Russian stocks snapped their worst losing streak since August as oil, the country’s main export revenue earner, rallied after Reuters reported Iranian crude exports will drop because of tighter sanctions.
The 30-stock Micex Index (INDEXCF) added 0.8 percent to 1,540.97 by the close in Moscow, paring its weekly slide to 4.8 percent. Oil producer OAO Tatneft rose 1.9 percent. OAO Sberbank, Russia’s largest lender, added 1.6 percent, while OAO Aeroflot, the nation’s biggest airline, gained 2.6 percent. The Russian Depositary Index (RDXUSD) of London-traded stocks increased 0.9 percent to 1,822.28.
Russian shares had their biggest weekly drop since December as reports yesterday showed manufacturing contracted in Europe and China. The Micex rebounded today after Reuters reported Iranian oil exports will drop by 300,000 barrels a day because of tighter sanctions and as computer buy orders were triggered.
“The renewed focus on economic growth prospects has resulted in some hesitation in the advance of equity markets after a strong rally since mid-December,” Neil MacKinnon, global macro strategist at VTB Capital, wrote in e-mailed comments today.
While Urals crude climbed 0.6 percent to $120.47 today, Russia’s main export earner, is down 2.1 percent in the week. Oil and natural gas account for about 50 percent of state revenue and 17 percent of gross domestic product.
The ratio of outstanding puts to sell the Market Vectors Russia exchange-traded fund, a U.S.-listed ETF that holds Russian shares, versus calls to buy rose to 2.02-to-1 yesterday, the highest since July 2010, data compiled by Bloomberg show.
“The fear of what could happen to the commodity prices if China really began to slow down, which would clearly be a downside risk to the Russian markets, is why people are buying puts,” Roland Nash, chief investment strategist at Verno Capital in Moscow, which manages $200 million in assets, said by phone yesterday.
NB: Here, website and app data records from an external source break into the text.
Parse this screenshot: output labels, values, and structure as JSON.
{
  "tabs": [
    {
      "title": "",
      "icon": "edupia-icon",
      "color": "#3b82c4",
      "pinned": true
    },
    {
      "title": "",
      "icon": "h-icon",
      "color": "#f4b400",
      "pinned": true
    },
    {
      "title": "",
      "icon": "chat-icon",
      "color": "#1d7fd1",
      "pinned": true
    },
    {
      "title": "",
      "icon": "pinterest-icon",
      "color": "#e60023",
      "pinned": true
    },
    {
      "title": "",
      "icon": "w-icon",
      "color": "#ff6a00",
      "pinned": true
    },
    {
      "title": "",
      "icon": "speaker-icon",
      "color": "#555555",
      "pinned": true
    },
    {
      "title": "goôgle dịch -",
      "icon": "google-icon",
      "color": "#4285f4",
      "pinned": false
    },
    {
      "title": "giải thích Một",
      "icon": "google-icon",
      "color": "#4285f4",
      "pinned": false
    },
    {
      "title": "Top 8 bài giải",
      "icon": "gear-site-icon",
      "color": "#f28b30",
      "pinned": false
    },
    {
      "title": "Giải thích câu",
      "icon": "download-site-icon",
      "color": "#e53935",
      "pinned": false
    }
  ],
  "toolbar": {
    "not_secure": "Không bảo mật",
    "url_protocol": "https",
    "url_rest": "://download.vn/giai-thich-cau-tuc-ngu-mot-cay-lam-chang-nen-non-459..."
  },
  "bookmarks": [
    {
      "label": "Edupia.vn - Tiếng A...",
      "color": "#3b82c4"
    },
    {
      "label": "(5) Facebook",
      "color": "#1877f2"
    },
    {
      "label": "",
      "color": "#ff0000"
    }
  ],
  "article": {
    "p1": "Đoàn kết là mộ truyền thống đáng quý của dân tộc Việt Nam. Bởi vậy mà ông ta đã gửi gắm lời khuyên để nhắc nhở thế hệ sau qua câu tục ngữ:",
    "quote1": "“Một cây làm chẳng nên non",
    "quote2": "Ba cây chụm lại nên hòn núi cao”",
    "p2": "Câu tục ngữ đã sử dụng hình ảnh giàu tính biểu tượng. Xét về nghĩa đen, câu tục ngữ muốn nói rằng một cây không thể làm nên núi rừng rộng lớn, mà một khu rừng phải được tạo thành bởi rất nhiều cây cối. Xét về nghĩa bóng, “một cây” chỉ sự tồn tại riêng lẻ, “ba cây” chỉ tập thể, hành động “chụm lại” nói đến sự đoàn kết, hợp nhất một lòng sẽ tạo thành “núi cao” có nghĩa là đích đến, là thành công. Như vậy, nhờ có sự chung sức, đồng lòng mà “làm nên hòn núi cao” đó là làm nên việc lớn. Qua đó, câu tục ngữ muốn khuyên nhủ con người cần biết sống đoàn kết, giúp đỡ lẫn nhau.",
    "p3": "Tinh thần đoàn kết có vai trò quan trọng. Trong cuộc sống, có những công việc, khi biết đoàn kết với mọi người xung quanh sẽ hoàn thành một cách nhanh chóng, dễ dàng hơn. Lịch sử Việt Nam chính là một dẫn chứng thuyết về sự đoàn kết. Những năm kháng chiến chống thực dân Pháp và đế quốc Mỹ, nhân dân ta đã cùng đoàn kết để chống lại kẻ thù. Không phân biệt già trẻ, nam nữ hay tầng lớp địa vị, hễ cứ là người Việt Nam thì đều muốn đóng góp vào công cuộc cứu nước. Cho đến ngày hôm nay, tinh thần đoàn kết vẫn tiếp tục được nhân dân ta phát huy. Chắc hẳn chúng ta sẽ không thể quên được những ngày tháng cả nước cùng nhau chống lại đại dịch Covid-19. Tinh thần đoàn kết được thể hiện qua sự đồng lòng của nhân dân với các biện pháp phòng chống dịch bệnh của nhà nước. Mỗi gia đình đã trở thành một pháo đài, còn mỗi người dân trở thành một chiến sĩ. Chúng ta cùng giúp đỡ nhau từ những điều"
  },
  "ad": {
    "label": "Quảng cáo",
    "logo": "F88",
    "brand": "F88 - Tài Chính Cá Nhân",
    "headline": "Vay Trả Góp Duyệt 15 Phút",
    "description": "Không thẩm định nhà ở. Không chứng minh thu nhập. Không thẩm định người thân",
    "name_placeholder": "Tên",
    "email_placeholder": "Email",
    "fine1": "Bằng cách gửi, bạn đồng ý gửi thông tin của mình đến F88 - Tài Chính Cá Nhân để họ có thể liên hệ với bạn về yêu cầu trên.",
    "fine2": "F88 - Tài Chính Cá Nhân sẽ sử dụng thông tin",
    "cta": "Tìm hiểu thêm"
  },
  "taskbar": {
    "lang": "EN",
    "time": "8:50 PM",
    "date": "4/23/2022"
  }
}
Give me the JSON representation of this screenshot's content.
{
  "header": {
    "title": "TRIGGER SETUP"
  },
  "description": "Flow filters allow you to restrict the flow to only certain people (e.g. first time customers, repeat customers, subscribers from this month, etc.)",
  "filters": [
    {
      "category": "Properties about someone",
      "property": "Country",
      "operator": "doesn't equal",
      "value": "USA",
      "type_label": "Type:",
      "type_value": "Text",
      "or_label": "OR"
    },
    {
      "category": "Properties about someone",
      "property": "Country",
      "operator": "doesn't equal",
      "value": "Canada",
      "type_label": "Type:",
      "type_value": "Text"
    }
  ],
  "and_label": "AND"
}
We could see a “10 to 15 percent retreat in the RTS over the next four weeks, assuming we get more news about the global slowdown.”
The RTS added 0.9 percent to 1,668.41, its first increase in six days, according to data compiled by Bloomberg. The Bloomberg Russia-US Equity Index (RUS14BN) of Russian companies listed in New York slipped 1.9 percent to 106.42 yesterday. The RTS Volatility Index (RTSVX), which measures expected swings in the index futures, slid 8.2 percent to 30.61.
Russia-focussed equity funds attracted $131 million in the week to March 21, up from $58 million in the previous week, according to Troika Dialog, which cited EPFR Global data.
“The Russia sell-off is overdone,” Chris Weafer, chief strategist at Troika Dialog in Moscow, wrote in an e-mailed report today. “The fact that retail investors have continued to add more money to Russian equities despite the steep fall in equity values shows that those price declines have been overdone and mainly driven by traders.”
The Micex trades at 6 times analysts’ earnings estimates for member companies. Brazil’s Bovespa index, which is valued at 10.9 times estimated earnings, has jumped 16 percent this year, according to data compiled by Bloomberg. The Shanghai Composite Index trades at 9.8 times estimated earnings, and the BSE India Sensitive Index has a ratio of 15.3.
-- Editors: Alex Nicholson, Linda Shen
To contact the reporter on this story: Jason Corcoran in Moscow at email@example.com
To contact the editor responsible for this story: Frank Connelly at firstname.lastname@example.org